It is not often that the interests of Israel and Hamas align so closely, but at the moment both sides seem keen to at least negotiate, motivated partly by a period of quiet along their border, but even more so by the havoc threatened by the coronavirus. In the coincidental intersection between the pandemic and both sides’ commitment to their people in captivity lies an opportunity to strike a deal that would include an exchange of prisoners and the supply of humanitarian aid to Gaza, which is an Israeli interest as much as a Palestinian one”.

Walls and weapons can’t stop a virus, priorities must change!
The coronavirus has exposed the naked truth about defective global health, economic, and security systems more than millions of articles, publications and books ever could. It has uncovered the glaring truth about a neo-liberal system that allowed eight men to own the same amount of wealth as the poorest half of humanity.

This virus is reminding us of the disparity in global health expenditure, with health spending in 2017 for low-income countries not exceeding USD 41 per person per year compared to USD 10 224 in the US, or USD 5 728 in Germany for example. The crisis has also demonstrated that the amount of money spent on health alone is not an adequate measure for good health standards. In the US, for instance, 17 per cent of the gross national income is spent on healthcare, yet 27.5 million people did not have health insurance at any point during 2018 and only 34.4 per cent of the population had public (non-private) health insurance.

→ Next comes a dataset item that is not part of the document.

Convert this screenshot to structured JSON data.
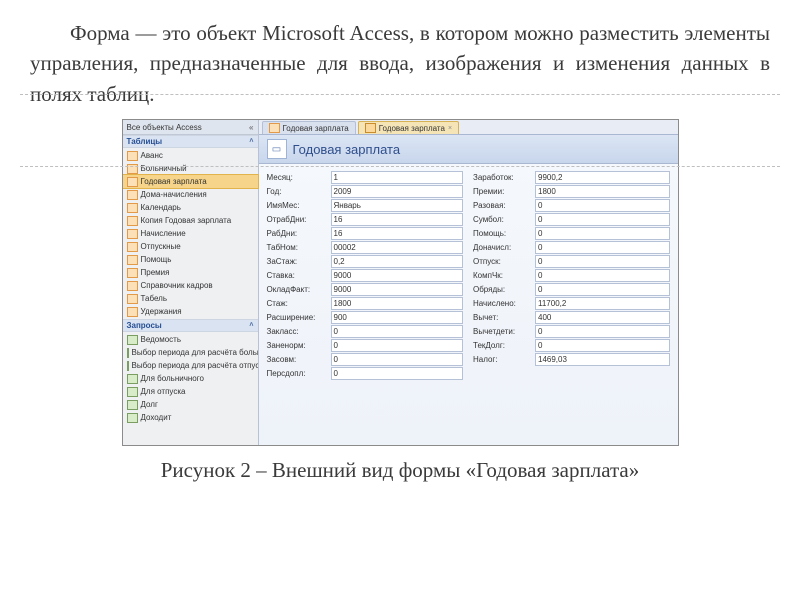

Most of that money goes into the pockets of insurance and drugs companies, not towards people’s healthcare or towards preventative and primary care. For all they take in, pharmaceutical companies have so far proven incapable of developing a vaccine for this dangerous virus. In 2018 alone, USD 1.8 trillion was spent globally on armaments and related military expenses; this represents 25 per cent of total global health expenditure (USD 7.5 trillion in 2016) These outlays, of course, are completely unable to stop the new coronavirus, which does not distinguish between a destitute person in the streets of Delhi and the richest of the world’s rich in California or New York. It also does not spare rulers, kings, prime ministers or celebrities who are as vulnerable to the virus as ordinary citizens.

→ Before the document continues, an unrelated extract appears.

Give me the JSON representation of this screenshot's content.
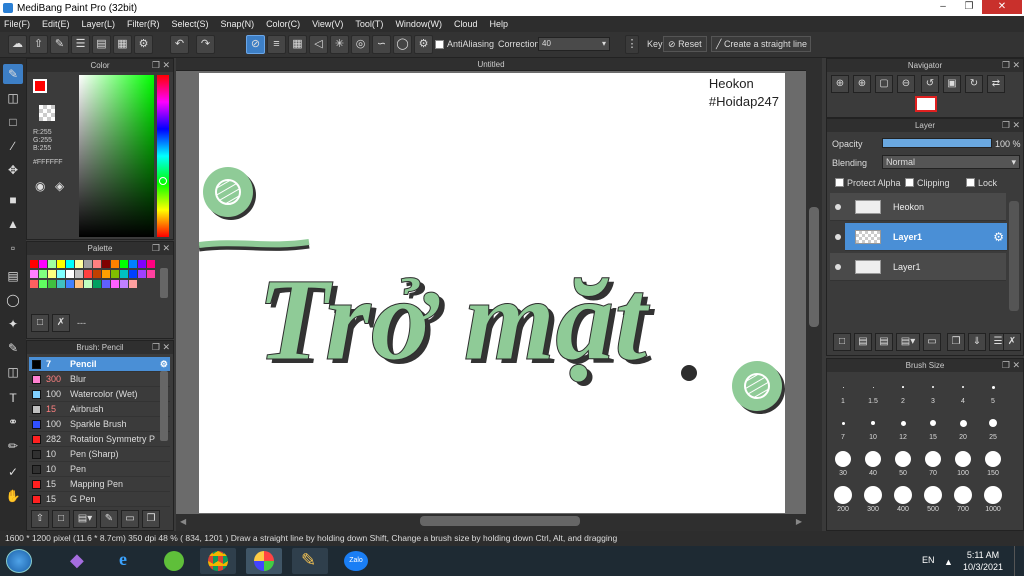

In Palestine, for example, the coronavirus pandemic is highlighting the impact of Israel’s apartheid policies on our healthcare system and ability to protect our communities. Health officials and medical professionals are doing their best to keep the virus at bay, but fighting coronavirus is not easy under military occupation; there is an acute shortage of equipment – including testing kits – while in Gaza, basic infrastructure including electricity and sanitation is already at breaking point.